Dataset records
┌──

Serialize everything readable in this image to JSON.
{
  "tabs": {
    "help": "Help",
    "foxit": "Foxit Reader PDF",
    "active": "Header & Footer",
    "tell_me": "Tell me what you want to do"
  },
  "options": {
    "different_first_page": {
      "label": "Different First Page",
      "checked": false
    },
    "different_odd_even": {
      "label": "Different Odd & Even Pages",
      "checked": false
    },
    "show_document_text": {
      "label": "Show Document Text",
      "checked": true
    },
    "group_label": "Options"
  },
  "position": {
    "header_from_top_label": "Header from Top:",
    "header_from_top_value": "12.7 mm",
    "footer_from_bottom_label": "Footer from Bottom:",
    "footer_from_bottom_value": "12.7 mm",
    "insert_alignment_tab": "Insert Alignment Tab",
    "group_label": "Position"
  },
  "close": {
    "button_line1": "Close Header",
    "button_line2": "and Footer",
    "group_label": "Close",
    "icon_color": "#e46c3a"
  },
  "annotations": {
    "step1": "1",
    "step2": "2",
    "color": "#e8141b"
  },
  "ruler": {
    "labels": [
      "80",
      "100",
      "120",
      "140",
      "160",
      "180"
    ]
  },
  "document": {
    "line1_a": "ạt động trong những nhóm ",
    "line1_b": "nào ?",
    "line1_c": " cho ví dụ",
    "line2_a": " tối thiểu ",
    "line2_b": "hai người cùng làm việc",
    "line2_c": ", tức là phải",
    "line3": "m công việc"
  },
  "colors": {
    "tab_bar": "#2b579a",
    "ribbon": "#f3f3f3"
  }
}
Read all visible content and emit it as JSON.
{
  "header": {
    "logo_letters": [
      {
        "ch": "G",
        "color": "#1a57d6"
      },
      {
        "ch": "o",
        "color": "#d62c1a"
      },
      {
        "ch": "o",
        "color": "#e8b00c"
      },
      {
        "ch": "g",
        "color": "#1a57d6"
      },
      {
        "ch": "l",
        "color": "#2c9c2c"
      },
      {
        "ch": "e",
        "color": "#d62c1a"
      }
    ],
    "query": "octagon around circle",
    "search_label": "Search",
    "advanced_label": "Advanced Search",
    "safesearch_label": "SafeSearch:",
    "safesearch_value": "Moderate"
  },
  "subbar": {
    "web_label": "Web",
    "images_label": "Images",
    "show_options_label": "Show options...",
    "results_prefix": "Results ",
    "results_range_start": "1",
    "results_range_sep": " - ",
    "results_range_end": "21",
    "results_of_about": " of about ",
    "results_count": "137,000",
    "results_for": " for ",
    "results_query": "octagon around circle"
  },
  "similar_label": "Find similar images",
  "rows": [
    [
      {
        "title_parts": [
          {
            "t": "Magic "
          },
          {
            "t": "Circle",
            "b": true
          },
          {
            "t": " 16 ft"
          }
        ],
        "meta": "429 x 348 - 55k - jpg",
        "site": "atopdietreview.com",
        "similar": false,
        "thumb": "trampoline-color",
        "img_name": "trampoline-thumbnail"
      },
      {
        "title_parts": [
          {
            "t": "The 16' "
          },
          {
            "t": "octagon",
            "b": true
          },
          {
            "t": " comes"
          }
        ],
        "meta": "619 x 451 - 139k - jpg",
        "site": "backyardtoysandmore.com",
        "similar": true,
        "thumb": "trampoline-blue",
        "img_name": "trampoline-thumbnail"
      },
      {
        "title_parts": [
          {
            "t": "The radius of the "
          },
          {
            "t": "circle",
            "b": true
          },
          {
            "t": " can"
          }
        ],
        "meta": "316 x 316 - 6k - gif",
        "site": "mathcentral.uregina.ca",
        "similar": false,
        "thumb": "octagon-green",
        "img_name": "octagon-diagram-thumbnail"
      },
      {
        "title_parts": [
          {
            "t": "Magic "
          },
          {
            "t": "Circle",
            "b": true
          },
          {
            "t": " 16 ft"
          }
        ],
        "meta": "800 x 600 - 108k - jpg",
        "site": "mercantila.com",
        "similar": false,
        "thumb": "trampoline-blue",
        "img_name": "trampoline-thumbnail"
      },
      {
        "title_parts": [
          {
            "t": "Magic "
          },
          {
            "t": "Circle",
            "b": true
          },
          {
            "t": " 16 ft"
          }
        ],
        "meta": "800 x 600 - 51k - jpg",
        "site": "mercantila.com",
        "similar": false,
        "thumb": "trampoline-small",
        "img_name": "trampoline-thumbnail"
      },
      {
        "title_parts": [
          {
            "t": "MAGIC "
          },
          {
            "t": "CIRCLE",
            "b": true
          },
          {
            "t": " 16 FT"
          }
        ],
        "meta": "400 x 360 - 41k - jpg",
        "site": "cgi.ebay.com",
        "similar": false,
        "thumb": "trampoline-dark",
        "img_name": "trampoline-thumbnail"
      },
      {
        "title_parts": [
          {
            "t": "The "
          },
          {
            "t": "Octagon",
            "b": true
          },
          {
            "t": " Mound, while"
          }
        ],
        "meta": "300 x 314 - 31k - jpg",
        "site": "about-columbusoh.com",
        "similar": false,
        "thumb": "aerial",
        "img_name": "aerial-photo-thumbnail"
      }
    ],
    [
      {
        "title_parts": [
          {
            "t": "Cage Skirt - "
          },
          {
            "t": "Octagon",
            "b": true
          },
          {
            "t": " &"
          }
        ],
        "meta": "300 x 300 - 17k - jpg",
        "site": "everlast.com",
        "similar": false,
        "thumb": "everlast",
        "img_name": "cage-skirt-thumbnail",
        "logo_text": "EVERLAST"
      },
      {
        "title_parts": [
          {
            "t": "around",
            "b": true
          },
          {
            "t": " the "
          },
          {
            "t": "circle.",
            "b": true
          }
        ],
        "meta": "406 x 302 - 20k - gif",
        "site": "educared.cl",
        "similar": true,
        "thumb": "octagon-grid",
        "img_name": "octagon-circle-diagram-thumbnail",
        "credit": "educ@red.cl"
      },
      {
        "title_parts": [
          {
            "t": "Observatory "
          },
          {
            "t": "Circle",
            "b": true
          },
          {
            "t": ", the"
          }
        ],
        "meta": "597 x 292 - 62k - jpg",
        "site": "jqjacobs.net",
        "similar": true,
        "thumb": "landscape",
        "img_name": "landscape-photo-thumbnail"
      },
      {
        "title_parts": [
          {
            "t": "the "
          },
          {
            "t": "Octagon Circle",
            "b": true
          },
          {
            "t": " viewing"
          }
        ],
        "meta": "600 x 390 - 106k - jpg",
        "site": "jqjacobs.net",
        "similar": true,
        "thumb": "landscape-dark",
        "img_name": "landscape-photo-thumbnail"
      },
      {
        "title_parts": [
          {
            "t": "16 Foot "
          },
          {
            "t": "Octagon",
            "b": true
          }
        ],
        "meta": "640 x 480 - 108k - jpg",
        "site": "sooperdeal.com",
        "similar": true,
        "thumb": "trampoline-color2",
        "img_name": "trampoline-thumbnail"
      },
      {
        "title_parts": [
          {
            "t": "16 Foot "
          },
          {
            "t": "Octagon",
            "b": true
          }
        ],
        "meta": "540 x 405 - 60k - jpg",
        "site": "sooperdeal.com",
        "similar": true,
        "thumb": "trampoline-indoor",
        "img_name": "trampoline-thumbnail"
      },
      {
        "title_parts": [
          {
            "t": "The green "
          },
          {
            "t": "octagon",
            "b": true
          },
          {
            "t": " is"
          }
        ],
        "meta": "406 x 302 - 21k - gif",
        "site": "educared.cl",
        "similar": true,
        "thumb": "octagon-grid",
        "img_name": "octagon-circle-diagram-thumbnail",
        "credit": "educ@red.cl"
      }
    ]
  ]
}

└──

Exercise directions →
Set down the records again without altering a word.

Answer to this problem →
Serialize everything readable in this image to JSON.
{
  "tabs": {
    "help": "Help",
    "foxit": "Foxit Reader PDF",
    "active": "Header & Footer",
    "tell_me": "Tell me what you want to do"
  },
  "options": {
    "different_first_page": {
      "label": "Different First Page",
      "checked": false
    },
    "different_odd_even": {
      "label": "Different Odd & Even Pages",
      "checked": false
    },
    "show_document_text": {
      "label": "Show Document Text",
      "checked": true
    },
    "group_label": "Options"
  },
  "position": {
    "header_from_top_label": "Header from Top:",
    "header_from_top_value": "12.7 mm",
    "footer_from_bottom_label": "Footer from Bottom:",
    "footer_from_bottom_value": "12.7 mm",
    "insert_alignment_tab": "Insert Alignment Tab",
    "group_label": "Position"
  },
  "close": {
    "button_line1": "Close Header",
    "button_line2": "and Footer",
    "group_label": "Close",
    "icon_color": "#e46c3a"
  },
  "annotations": {
    "step1": "1",
    "step2": "2",
    "color": "#e8141b"
  },
  "ruler": {
    "labels": [
      "80",
      "100",
      "120",
      "140",
      "160",
      "180"
    ]
  },
  "document": {
    "line1_a": "ạt động trong những nhóm ",
    "line1_b": "nào ?",
    "line1_c": " cho ví dụ",
    "line2_a": " tối thiểu ",
    "line2_b": "hai người cùng làm việc",
    "line2_c": ", tức là phải",
    "line3": "m công việc"
  },
  "colors": {
    "tab_bar": "#2b579a",
    "ribbon": "#f3f3f3"
  }
}
Read all visible content and emit it as JSON.
{
  "header": {
    "logo_letters": [
      {
        "ch": "G",
        "color": "#1a57d6"
      },
      {
        "ch": "o",
        "color": "#d62c1a"
      },
      {
        "ch": "o",
        "color": "#e8b00c"
      },
      {
        "ch": "g",
        "color": "#1a57d6"
      },
      {
        "ch": "l",
        "color": "#2c9c2c"
      },
      {
        "ch": "e",
        "color": "#d62c1a"
      }
    ],
    "query": "octagon around circle",
    "search_label": "Search",
    "advanced_label": "Advanced Search",
    "safesearch_label": "SafeSearch:",
    "safesearch_value": "Moderate"
  },
  "subbar": {
    "web_label": "Web",
    "images_label": "Images",
    "show_options_label": "Show options...",
    "results_prefix": "Results ",
    "results_range_start": "1",
    "results_range_sep": " - ",
    "results_range_end": "21",
    "results_of_about": " of about ",
    "results_count": "137,000",
    "results_for": " for ",
    "results_query": "octagon around circle"
  },
  "similar_label": "Find similar images",
  "rows": [
    [
      {
        "title_parts": [
          {
            "t": "Magic "
          },
          {
            "t": "Circle",
            "b": true
          },
          {
            "t": " 16 ft"
          }
        ],
        "meta": "429 x 348 - 55k - jpg",
        "site": "atopdietreview.com",
        "similar": false,
        "thumb": "trampoline-color",
        "img_name": "trampoline-thumbnail"
      },
      {
        "title_parts": [
          {
            "t": "The 16' "
          },
          {
            "t": "octagon",
            "b": true
          },
          {
            "t": " comes"
          }
        ],
        "meta": "619 x 451 - 139k - jpg",
        "site": "backyardtoysandmore.com",
        "similar": true,
        "thumb": "trampoline-blue",
        "img_name": "trampoline-thumbnail"
      },
      {
        "title_parts": [
          {
            "t": "The radius of the "
          },
          {
            "t": "circle",
            "b": true
          },
          {
            "t": " can"
          }
        ],
        "meta": "316 x 316 - 6k - gif",
        "site": "mathcentral.uregina.ca",
        "similar": false,
        "thumb": "octagon-green",
        "img_name": "octagon-diagram-thumbnail"
      },
      {
        "title_parts": [
          {
            "t": "Magic "
          },
          {
            "t": "Circle",
            "b": true
          },
          {
            "t": " 16 ft"
          }
        ],
        "meta": "800 x 600 - 108k - jpg",
        "site": "mercantila.com",
        "similar": false,
        "thumb": "trampoline-blue",
        "img_name": "trampoline-thumbnail"
      },
      {
        "title_parts": [
          {
            "t": "Magic "
          },
          {
            "t": "Circle",
            "b": true
          },
          {
            "t": " 16 ft"
          }
        ],
        "meta": "800 x 600 - 51k - jpg",
        "site": "mercantila.com",
        "similar": false,
        "thumb": "trampoline-small",
        "img_name": "trampoline-thumbnail"
      },
      {
        "title_parts": [
          {
            "t": "MAGIC "
          },
          {
            "t": "CIRCLE",
            "b": true
          },
          {
            "t": " 16 FT"
          }
        ],
        "meta": "400 x 360 - 41k - jpg",
        "site": "cgi.ebay.com",
        "similar": false,
        "thumb": "trampoline-dark",
        "img_name": "trampoline-thumbnail"
      },
      {
        "title_parts": [
          {
            "t": "The "
          },
          {
            "t": "Octagon",
            "b": true
          },
          {
            "t": " Mound, while"
          }
        ],
        "meta": "300 x 314 - 31k - jpg",
        "site": "about-columbusoh.com",
        "similar": false,
        "thumb": "aerial",
        "img_name": "aerial-photo-thumbnail"
      }
    ],
    [
      {
        "title_parts": [
          {
            "t": "Cage Skirt - "
          },
          {
            "t": "Octagon",
            "b": true
          },
          {
            "t": " &"
          }
        ],
        "meta": "300 x 300 - 17k - jpg",
        "site": "everlast.com",
        "similar": false,
        "thumb": "everlast",
        "img_name": "cage-skirt-thumbnail",
        "logo_text": "EVERLAST"
      },
      {
        "title_parts": [
          {
            "t": "around",
            "b": true
          },
          {
            "t": " the "
          },
          {
            "t": "circle.",
            "b": true
          }
        ],
        "meta": "406 x 302 - 20k - gif",
        "site": "educared.cl",
        "similar": true,
        "thumb": "octagon-grid",
        "img_name": "octagon-circle-diagram-thumbnail",
        "credit": "educ@red.cl"
      },
      {
        "title_parts": [
          {
            "t": "Observatory "
          },
          {
            "t": "Circle",
            "b": true
          },
          {
            "t": ", the"
          }
        ],
        "meta": "597 x 292 - 62k - jpg",
        "site": "jqjacobs.net",
        "similar": true,
        "thumb": "landscape",
        "img_name": "landscape-photo-thumbnail"
      },
      {
        "title_parts": [
          {
            "t": "the "
          },
          {
            "t": "Octagon Circle",
            "b": true
          },
          {
            "t": " viewing"
          }
        ],
        "meta": "600 x 390 - 106k - jpg",
        "site": "jqjacobs.net",
        "similar": true,
        "thumb": "landscape-dark",
        "img_name": "landscape-photo-thumbnail"
      },
      {
        "title_parts": [
          {
            "t": "16 Foot "
          },
          {
            "t": "Octagon",
            "b": true
          }
        ],
        "meta": "640 x 480 - 108k - jpg",
        "site": "sooperdeal.com",
        "similar": true,
        "thumb": "trampoline-color2",
        "img_name": "trampoline-thumbnail"
      },
      {
        "title_parts": [
          {
            "t": "16 Foot "
          },
          {
            "t": "Octagon",
            "b": true
          }
        ],
        "meta": "540 x 405 - 60k - jpg",
        "site": "sooperdeal.com",
        "similar": true,
        "thumb": "trampoline-indoor",
        "img_name": "trampoline-thumbnail"
      },
      {
        "title_parts": [
          {
            "t": "The green "
          },
          {
            "t": "octagon",
            "b": true
          },
          {
            "t": " is"
          }
        ],
        "meta": "406 x 302 - 21k - gif",
        "site": "educared.cl",
        "similar": true,
        "thumb": "octagon-grid",
        "img_name": "octagon-circle-diagram-thumbnail",
        "credit": "educ@red.cl"
      }
    ]
  ]
}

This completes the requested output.